So the President did follow through on the promise that he made to confront core al Qaeda, to try to make the situation in Afghanistan better for the national security of the United States. There’s no doubt that he has made that progress. And he has done all of that while, here at the end of his presidency, dramatically reducing the number of American military personnel that are in Afghanistan. I think the President also acknowledged in his prepared remarks today that there’s a lot more work that needs to get done, both in terms of building up the capacity of Afghan national security forces, building up the capacity of government institutions inside of Afghanistan so they can better provide for their security situation, making a lot more progress when it comes to ongoing reconciliation efforts.
And so this is more work that has to get done. And yes, this is work that will have to also be done by whomever the next President is. But the scale of the challenges that the next President will face are much smaller than the scale of the challenges that this country faced when Barack Obama took the Oath of Office in January of 2009.
Q In his remarks today, the President said he knows this means that some of the troops will rotate back to Afghanistan. I was wondering what decisions have been made for units who are redeploying, returning to Afghanistan. And is there any option for troops in Afghanistan to be extended?
MS. ABIZAID: Thanks for the question, this is Christy Abizaid from the Department of Defense. I think that the 5.5K footprint that we’re looking at for 2017 and how we best fill that out across the U.S. forces is something that we’re going to leave room for our commanders to decide in consultation with the Service Chiefs, and based on the kinds of capability that we think we’ll need in partnership with the Afghans and really to tailor to the Afghan force.
So I don’t really have any more information for you on sort of how the deployment cycle will be affected, other than to say that, yes, this is a more significant commitment than we were planning on, but one in which I think that the Secretary feels strongly is in our national security interest to pursue.

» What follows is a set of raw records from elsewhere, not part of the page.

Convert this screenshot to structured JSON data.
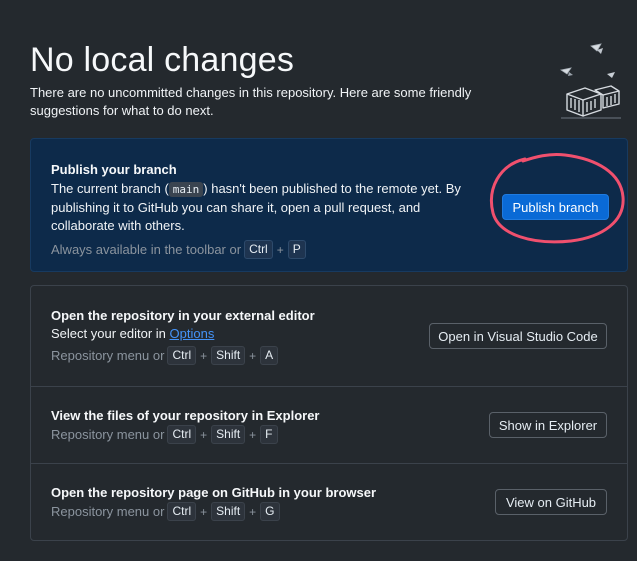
{
  "header": {
    "title": "No local changes",
    "subtitle": "There are no uncommitted changes in this repository. Here are some friendly suggestions for what to do next."
  },
  "publish": {
    "title": "Publish your branch",
    "desc_before": "The current branch (",
    "branch_name": "main",
    "desc_after": ") hasn't been published to the remote yet. By publishing it to GitHub you can share it, open a pull request, and collaborate with others.",
    "shortcut_prefix": "Always available in the toolbar or",
    "keys": [
      "Ctrl",
      "P"
    ],
    "button_label": "Publish branch",
    "annotation_color": "#f0506e"
  },
  "actions": [
    {
      "title": "Open the repository in your external editor",
      "desc_prefix": "Select your editor in",
      "desc_link": "Options",
      "shortcut_prefix": "Repository menu or",
      "keys": [
        "Ctrl",
        "Shift",
        "A"
      ],
      "button_label": "Open in Visual Studio Code"
    },
    {
      "title": "View the files of your repository in Explorer",
      "shortcut_prefix": "Repository menu or",
      "keys": [
        "Ctrl",
        "Shift",
        "F"
      ],
      "button_label": "Show in Explorer"
    },
    {
      "title": "Open the repository page on GitHub in your browser",
      "shortcut_prefix": "Repository menu or",
      "keys": [
        "Ctrl",
        "Shift",
        "G"
      ],
      "button_label": "View on GitHub"
    }
  ],
  "keys_plus": "+",
  "colors": {
    "background": "#24292e",
    "publish_card": "#0d2a4a",
    "primary_button": "#0a6ad6",
    "link": "#4493f8"
  }
}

MR. PRICE: Thanks so much, everyone. Just to recap the ground rules, this call is on the record and we’ll consider the embargo now lifted. So thank you for joining.
12:28 P.M. EDT